[[ Data shown, beginning ]]

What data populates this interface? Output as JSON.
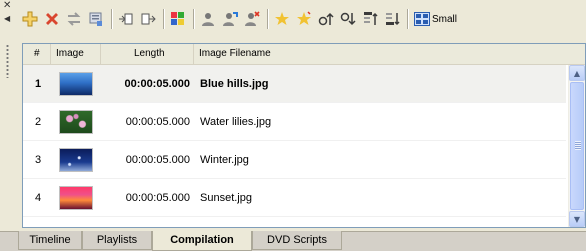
{
  "toolbar": {
    "buttons": [
      {
        "icon": "add-icon"
      },
      {
        "icon": "delete-icon"
      },
      {
        "icon": "swap-icon"
      },
      {
        "icon": "properties-icon"
      },
      {
        "icon": "import-icon"
      },
      {
        "icon": "export-icon"
      },
      {
        "icon": "effects-icon"
      },
      {
        "icon": "user-icon"
      },
      {
        "icon": "user-edit-icon"
      },
      {
        "icon": "user-remove-icon"
      },
      {
        "icon": "transition-icon"
      },
      {
        "icon": "transition-all-icon"
      },
      {
        "icon": "move-up-icon"
      },
      {
        "icon": "move-down-icon"
      },
      {
        "icon": "move-top-icon"
      },
      {
        "icon": "move-bottom-icon"
      }
    ],
    "view_toggle_label": "Small"
  },
  "table": {
    "columns": [
      "#",
      "Image",
      "Length",
      "Image Filename"
    ],
    "rows": [
      {
        "num": "1",
        "length": "00:00:05.000",
        "filename": "Blue hills.jpg",
        "thumb": "blue-hills"
      },
      {
        "num": "2",
        "length": "00:00:05.000",
        "filename": "Water lilies.jpg",
        "thumb": "water-lilies"
      },
      {
        "num": "3",
        "length": "00:00:05.000",
        "filename": "Winter.jpg",
        "thumb": "winter"
      },
      {
        "num": "4",
        "length": "00:00:05.000",
        "filename": "Sunset.jpg",
        "thumb": "sunset"
      }
    ],
    "selected_row": 0
  },
  "tabs": [
    "Timeline",
    "Playlists",
    "Compilation",
    "DVD Scripts"
  ],
  "active_tab": "Compilation",
  "colors": {
    "accent": "#7f9db9",
    "panel_bg": "#ece9d8"
  }
}
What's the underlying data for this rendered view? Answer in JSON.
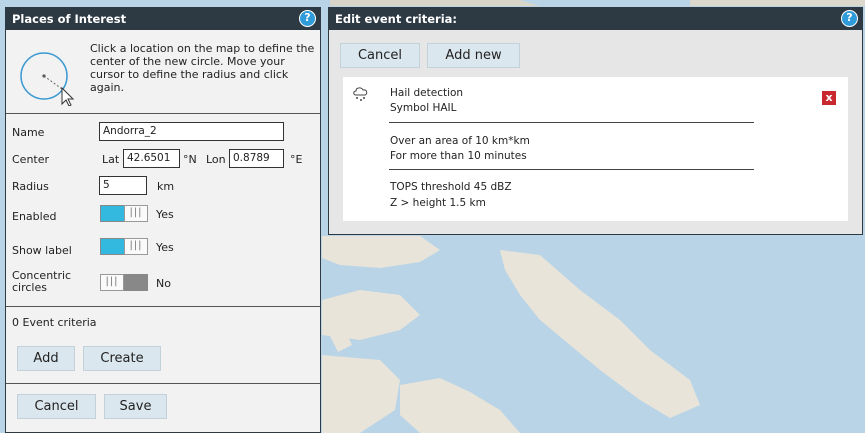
{
  "poi_panel": {
    "title": "Places of Interest",
    "instructions": "Click a location on the map to define the center of the new circle. Move your cursor to define the radius and click again.",
    "name_label": "Name",
    "name_value": "Andorra_2",
    "center_label": "Center",
    "lat_label": "Lat",
    "lat_value": "42.6501",
    "lat_unit": "°N",
    "lon_label": "Lon",
    "lon_value": "0.8789",
    "lon_unit": "°E",
    "radius_label": "Radius",
    "radius_value": "5",
    "radius_unit": "km",
    "enabled_label": "Enabled",
    "enabled_value": "Yes",
    "show_label_label": "Show label",
    "show_label_value": "Yes",
    "concentric_label": "Concentric circles",
    "concentric_value": "No",
    "event_criteria_count": "0 Event criteria",
    "add_label": "Add",
    "create_label": "Create",
    "cancel_label": "Cancel",
    "save_label": "Save"
  },
  "event_panel": {
    "title": "Edit event criteria:",
    "cancel_label": "Cancel",
    "add_new_label": "Add new",
    "criterion": {
      "name": "Hail detection",
      "symbol": "Symbol HAIL",
      "area": "Over an area of 10 km*km",
      "duration": "For more than 10 minutes",
      "threshold": "TOPS threshold 45 dBZ",
      "height": "Z > height 1.5 km",
      "delete_label": "x"
    }
  },
  "colors": {
    "header_bg": "#2d3a44",
    "help_blue": "#2f9bd9",
    "toggle_on": "#33b9e0",
    "delete_red": "#c8282e",
    "map_water": "#b6d2e4"
  }
}
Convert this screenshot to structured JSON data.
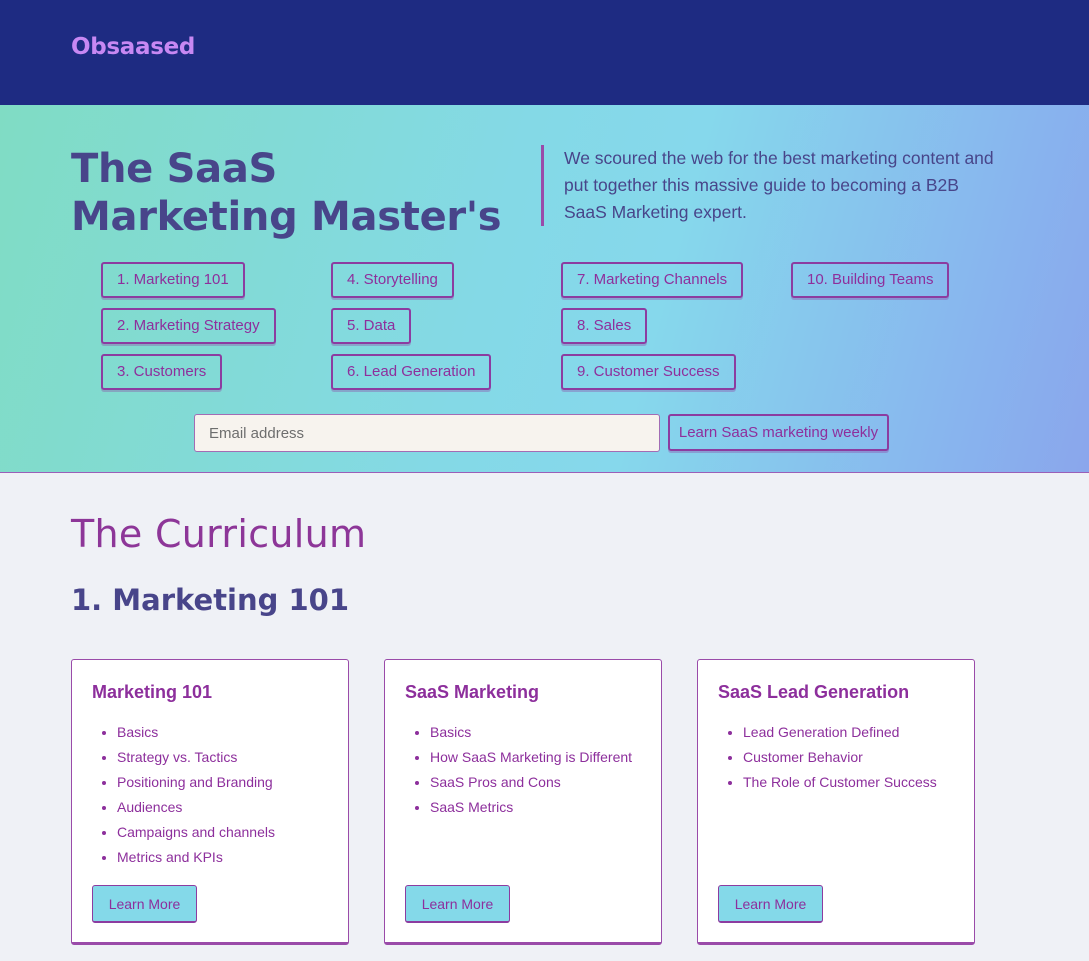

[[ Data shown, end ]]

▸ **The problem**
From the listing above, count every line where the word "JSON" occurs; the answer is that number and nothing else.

▸ **Solution**
3